**WORK REQUIRED:**
Reproduce, without alteration, every line of the data; exclude the images.

**DATA SHOWN:**
= Beginning of Section =
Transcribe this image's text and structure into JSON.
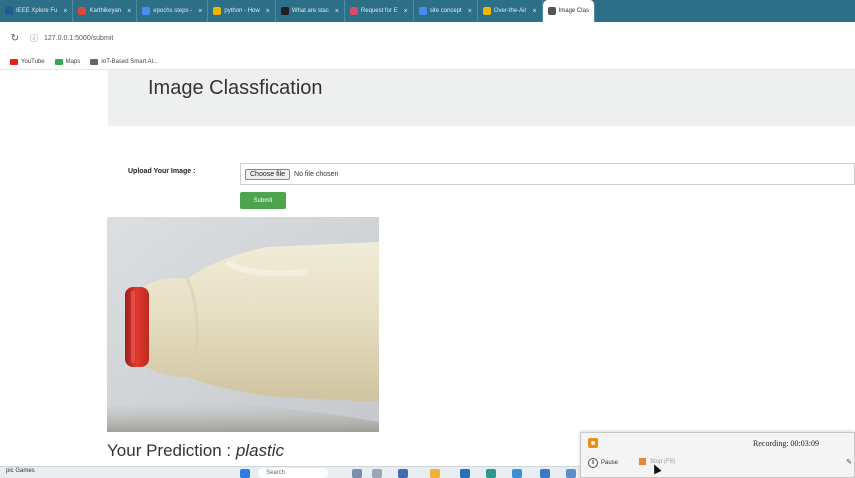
{
  "browser": {
    "tabs": [
      {
        "label": "IEEE Xplore Fu",
        "color": "#1f5c8f"
      },
      {
        "label": "Karthikeyan",
        "color": "#d94b3b"
      },
      {
        "label": "epochs steps -",
        "color": "#4a8af4"
      },
      {
        "label": "python - How",
        "color": "#f4b400"
      },
      {
        "label": "What are stac",
        "color": "#202124"
      },
      {
        "label": "Request for E",
        "color": "#d64a6b"
      },
      {
        "label": "site concept",
        "color": "#4a8af4"
      },
      {
        "label": "Over-the-Air",
        "color": "#f4b400"
      },
      {
        "label": "Image Clas",
        "color": "#555555"
      }
    ],
    "url": "127.0.0.1:5000/submit",
    "bookmarks": [
      {
        "label": "YouTube",
        "color": "#e62117"
      },
      {
        "label": "Maps",
        "color": "#34a853"
      },
      {
        "label": "IoT-Based Smart Al...",
        "color": "#666666"
      }
    ]
  },
  "page": {
    "title": "Image Classfication",
    "upload_label": "Upload Your Image :",
    "choose_file": "Choose file",
    "no_file": "No file chosen",
    "submit": "Submit",
    "prediction_label": "Your Prediction : ",
    "prediction_value": "plastic"
  },
  "taskbar": {
    "left_label": "pic Games",
    "search": "Search"
  },
  "recorder": {
    "status": "Recording:  00:03:09",
    "pause": "Pause",
    "stop": "Stop (F8)"
  }
}
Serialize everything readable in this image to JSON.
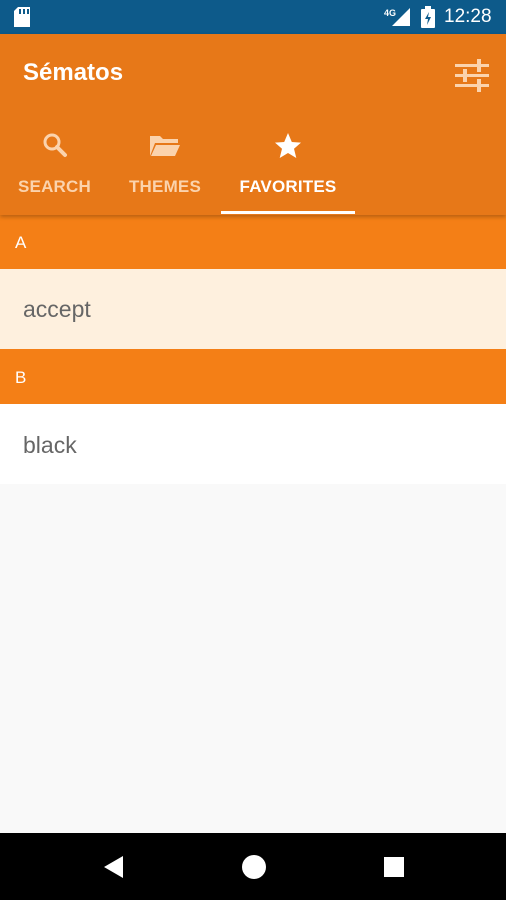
{
  "status_bar": {
    "time": "12:28",
    "network_label": "4G",
    "icons": [
      "sd-card-icon",
      "signal-icon",
      "battery-icon"
    ]
  },
  "app_bar": {
    "title": "Sématos",
    "settings_icon": "sliders-icon",
    "background_color": "#e77818"
  },
  "tabs": [
    {
      "label": "SEARCH",
      "icon": "search-icon",
      "active": false
    },
    {
      "label": "THEMES",
      "icon": "folder-icon",
      "active": false
    },
    {
      "label": "FAVORITES",
      "icon": "star-icon",
      "active": true
    }
  ],
  "sections": [
    {
      "header": "A",
      "items": [
        {
          "label": "accept",
          "highlighted": true
        }
      ]
    },
    {
      "header": "B",
      "items": [
        {
          "label": "black",
          "highlighted": false
        }
      ]
    }
  ],
  "nav_bar": {
    "buttons": [
      "back-icon",
      "home-icon",
      "recents-icon"
    ]
  },
  "colors": {
    "status_bar": "#0d5a8a",
    "accent": "#f47f16",
    "highlight_row": "#fef0de",
    "list_text": "#666666"
  }
}
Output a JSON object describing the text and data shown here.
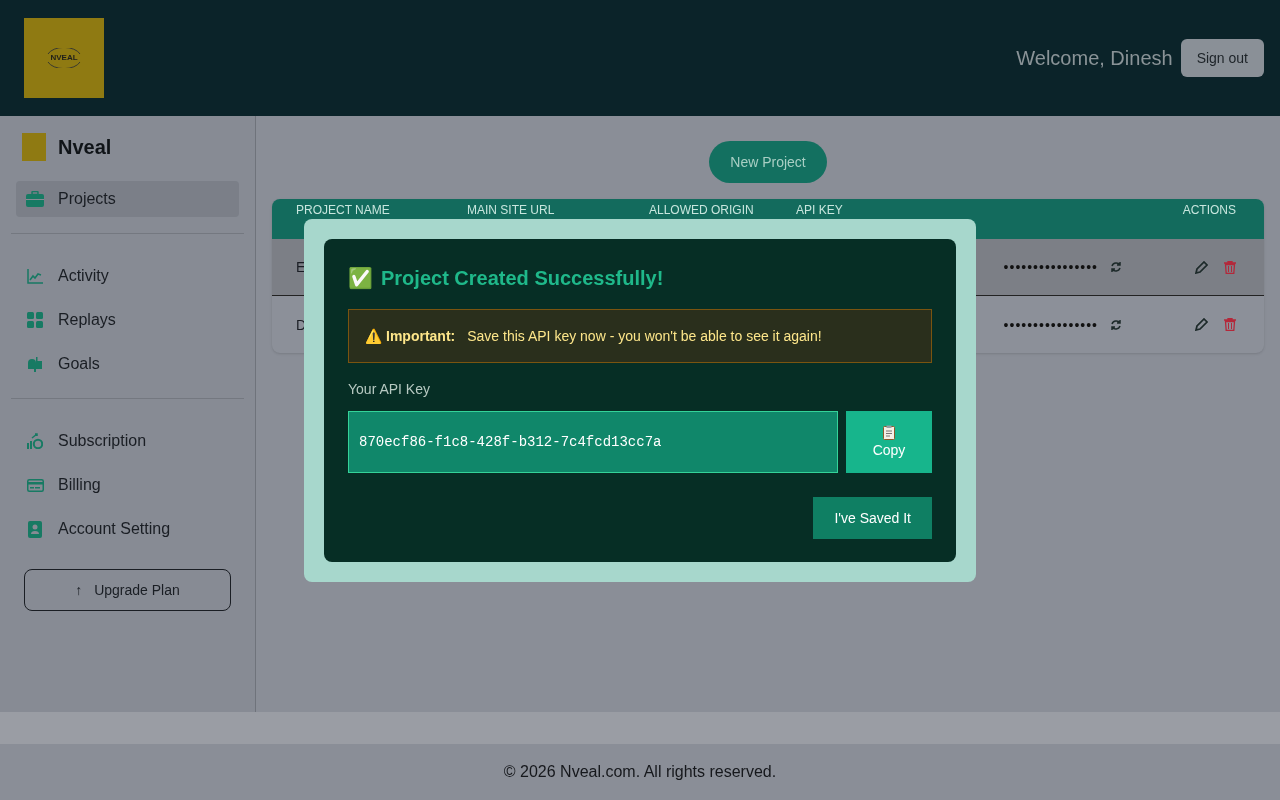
{
  "header": {
    "logo_text": "NVEAL",
    "welcome": "Welcome, Dinesh",
    "sign_out": "Sign out"
  },
  "sidebar": {
    "brand": "Nveal",
    "items": [
      {
        "label": "Projects",
        "selected": true
      },
      {
        "label": "Activity",
        "selected": false
      },
      {
        "label": "Replays",
        "selected": false
      },
      {
        "label": "Goals",
        "selected": false
      },
      {
        "label": "Subscription",
        "selected": false
      },
      {
        "label": "Billing",
        "selected": false
      },
      {
        "label": "Account Setting",
        "selected": false
      }
    ],
    "upgrade": {
      "icon": "↑",
      "label": "Upgrade Plan"
    }
  },
  "main": {
    "new_project": "New Project",
    "table": {
      "columns": [
        "PROJECT NAME",
        "MAIN SITE URL",
        "ALLOWED ORIGIN",
        "API KEY",
        "ACTIONS"
      ],
      "rows": [
        {
          "name": "E",
          "api_key": "••••••••••••••••",
          "selected": true
        },
        {
          "name": "D",
          "api_key": "••••••••••••••••",
          "selected": false
        }
      ]
    }
  },
  "modal": {
    "title_icon": "✅",
    "title": "Project Created Successfully!",
    "warning_icon": "⚠️",
    "warning_label": "Important:",
    "warning_text": "Save this API key now - you won't be able to see it again!",
    "key_label": "Your API Key",
    "key_value": "870ecf86-f1c8-428f-b312-7c4fcd13cc7a",
    "copy_label": "Copy",
    "confirm": "I've Saved It"
  },
  "footer": "© 2026 Nveal.com. All rights reserved."
}
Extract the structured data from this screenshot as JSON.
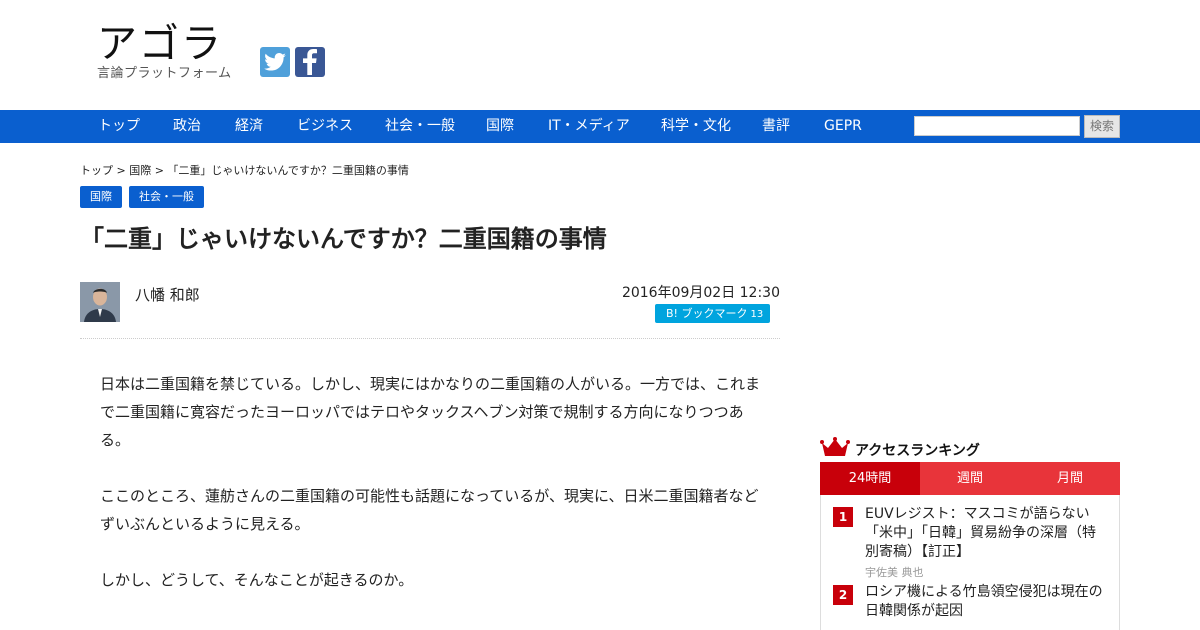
{
  "site": {
    "logo": "アゴラ",
    "tagline": "言論プラットフォーム"
  },
  "social": {
    "twitter_icon": "twitter-icon",
    "facebook_icon": "facebook-icon"
  },
  "nav": {
    "items": [
      "トップ",
      "政治",
      "経済",
      "ビジネス",
      "社会・一般",
      "国際",
      "IT・メディア",
      "科学・文化",
      "書評",
      "GEPR"
    ],
    "search_button": "検索",
    "color": "#0a5fcf"
  },
  "breadcrumb": "トップ > 国際 > 「二重」じゃいけないんですか？二重国籍の事情",
  "article": {
    "tags": [
      "国際",
      "社会・一般"
    ],
    "title": "「二重」じゃいけないんですか？二重国籍の事情",
    "author": "八幡 和郎",
    "date": "2016年09月02日 12:30",
    "bookmark": {
      "label": "B! ブックマーク",
      "count": "13"
    },
    "paragraphs": [
      "日本は二重国籍を禁じている。しかし、現実にはかなりの二重国籍の人がいる。一方では、これまで二重国籍に寛容だったヨーロッパではテロやタックスヘブン対策で規制する方向になりつつある。",
      "ここのところ、蓮舫さんの二重国籍の可能性も話題になっているが、現実に、日米二重国籍者などずいぶんといるように見える。",
      "しかし、どうして、そんなことが起きるのか。"
    ]
  },
  "ranking": {
    "title": "アクセスランキング",
    "tabs": [
      "24時間",
      "週間",
      "月間"
    ],
    "active_tab": "24時間",
    "items": [
      {
        "rank": "1",
        "title": "EUVレジスト：マスコミが語らない「米中」「日韓」貿易紛争の深層（特別寄稿）【訂正】",
        "author": "宇佐美 典也"
      },
      {
        "rank": "2",
        "title": "ロシア機による竹島領空侵犯は現在の日韓関係が起因",
        "author": ""
      }
    ],
    "accent": "#c8000a"
  }
}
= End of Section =
**EXERCISE SOLUTION:**
Transcribe this image's text and structure into JSON.
{
  "browser": {
    "tabs": [
      {
        "label": "IEEE Xplore Fu",
        "color": "#1f5c8f"
      },
      {
        "label": "Karthikeyan",
        "color": "#d94b3b"
      },
      {
        "label": "epochs steps -",
        "color": "#4a8af4"
      },
      {
        "label": "python - How",
        "color": "#f4b400"
      },
      {
        "label": "What are stac",
        "color": "#202124"
      },
      {
        "label": "Request for E",
        "color": "#d64a6b"
      },
      {
        "label": "site concept",
        "color": "#4a8af4"
      },
      {
        "label": "Over-the-Air",
        "color": "#f4b400"
      },
      {
        "label": "Image Clas",
        "color": "#555555"
      }
    ],
    "url": "127.0.0.1:5000/submit",
    "bookmarks": [
      {
        "label": "YouTube",
        "color": "#e62117"
      },
      {
        "label": "Maps",
        "color": "#34a853"
      },
      {
        "label": "IoT-Based Smart Al...",
        "color": "#666666"
      }
    ]
  },
  "page": {
    "title": "Image Classfication",
    "upload_label": "Upload Your Image :",
    "choose_file": "Choose file",
    "no_file": "No file chosen",
    "submit": "Submit",
    "prediction_label": "Your Prediction : ",
    "prediction_value": "plastic"
  },
  "taskbar": {
    "left_label": "pic Games",
    "search": "Search"
  },
  "recorder": {
    "status": "Recording:  00:03:09",
    "pause": "Pause",
    "stop": "Stop (F8)"
  }
}
Serialize everything readable in this image to JSON.
{
  "status_bar": {
    "time": "12:28",
    "network_label": "4G",
    "icons": [
      "sd-card-icon",
      "signal-icon",
      "battery-icon"
    ]
  },
  "app_bar": {
    "title": "Sématos",
    "settings_icon": "sliders-icon",
    "background_color": "#e77818"
  },
  "tabs": [
    {
      "label": "SEARCH",
      "icon": "search-icon",
      "active": false
    },
    {
      "label": "THEMES",
      "icon": "folder-icon",
      "active": false
    },
    {
      "label": "FAVORITES",
      "icon": "star-icon",
      "active": true
    }
  ],
  "sections": [
    {
      "header": "A",
      "items": [
        {
          "label": "accept",
          "highlighted": true
        }
      ]
    },
    {
      "header": "B",
      "items": [
        {
          "label": "black",
          "highlighted": false
        }
      ]
    }
  ],
  "nav_bar": {
    "buttons": [
      "back-icon",
      "home-icon",
      "recents-icon"
    ]
  },
  "colors": {
    "status_bar": "#0d5a8a",
    "accent": "#f47f16",
    "highlight_row": "#fef0de",
    "list_text": "#666666"
  }
}
Output a JSON object describing the text and data shown here.
{
  "header": {
    "logo_text": "NVEAL",
    "welcome": "Welcome, Dinesh",
    "sign_out": "Sign out"
  },
  "sidebar": {
    "brand": "Nveal",
    "items": [
      {
        "label": "Projects",
        "selected": true
      },
      {
        "label": "Activity",
        "selected": false
      },
      {
        "label": "Replays",
        "selected": false
      },
      {
        "label": "Goals",
        "selected": false
      },
      {
        "label": "Subscription",
        "selected": false
      },
      {
        "label": "Billing",
        "selected": false
      },
      {
        "label": "Account Setting",
        "selected": false
      }
    ],
    "upgrade": {
      "icon": "↑",
      "label": "Upgrade Plan"
    }
  },
  "main": {
    "new_project": "New Project",
    "table": {
      "columns": [
        "PROJECT NAME",
        "MAIN SITE URL",
        "ALLOWED ORIGIN",
        "API KEY",
        "ACTIONS"
      ],
      "rows": [
        {
          "name": "E",
          "api_key": "••••••••••••••••",
          "selected": true
        },
        {
          "name": "D",
          "api_key": "••••••••••••••••",
          "selected": false
        }
      ]
    }
  },
  "modal": {
    "title_icon": "✅",
    "title": "Project Created Successfully!",
    "warning_icon": "⚠️",
    "warning_label": "Important:",
    "warning_text": "Save this API key now - you won't be able to see it again!",
    "key_label": "Your API Key",
    "key_value": "870ecf86-f1c8-428f-b312-7c4fcd13cc7a",
    "copy_label": "Copy",
    "confirm": "I've Saved It"
  },
  "footer": "© 2026 Nveal.com. All rights reserved."
}
Extract the structured data from this screenshot as JSON.
{
  "site": {
    "logo": "アゴラ",
    "tagline": "言論プラットフォーム"
  },
  "social": {
    "twitter_icon": "twitter-icon",
    "facebook_icon": "facebook-icon"
  },
  "nav": {
    "items": [
      "トップ",
      "政治",
      "経済",
      "ビジネス",
      "社会・一般",
      "国際",
      "IT・メディア",
      "科学・文化",
      "書評",
      "GEPR"
    ],
    "search_button": "検索",
    "color": "#0a5fcf"
  },
  "breadcrumb": "トップ > 国際 > 「二重」じゃいけないんですか？二重国籍の事情",
  "article": {
    "tags": [
      "国際",
      "社会・一般"
    ],
    "title": "「二重」じゃいけないんですか？二重国籍の事情",
    "author": "八幡 和郎",
    "date": "2016年09月02日 12:30",
    "bookmark": {
      "label": "B! ブックマーク",
      "count": "13"
    },
    "paragraphs": [
      "日本は二重国籍を禁じている。しかし、現実にはかなりの二重国籍の人がいる。一方では、これまで二重国籍に寛容だったヨーロッパではテロやタックスヘブン対策で規制する方向になりつつある。",
      "ここのところ、蓮舫さんの二重国籍の可能性も話題になっているが、現実に、日米二重国籍者などずいぶんといるように見える。",
      "しかし、どうして、そんなことが起きるのか。"
    ]
  },
  "ranking": {
    "title": "アクセスランキング",
    "tabs": [
      "24時間",
      "週間",
      "月間"
    ],
    "active_tab": "24時間",
    "items": [
      {
        "rank": "1",
        "title": "EUVレジスト：マスコミが語らない「米中」「日韓」貿易紛争の深層（特別寄稿）【訂正】",
        "author": "宇佐美 典也"
      },
      {
        "rank": "2",
        "title": "ロシア機による竹島領空侵犯は現在の日韓関係が起因",
        "author": ""
      }
    ],
    "accent": "#c8000a"
  }
}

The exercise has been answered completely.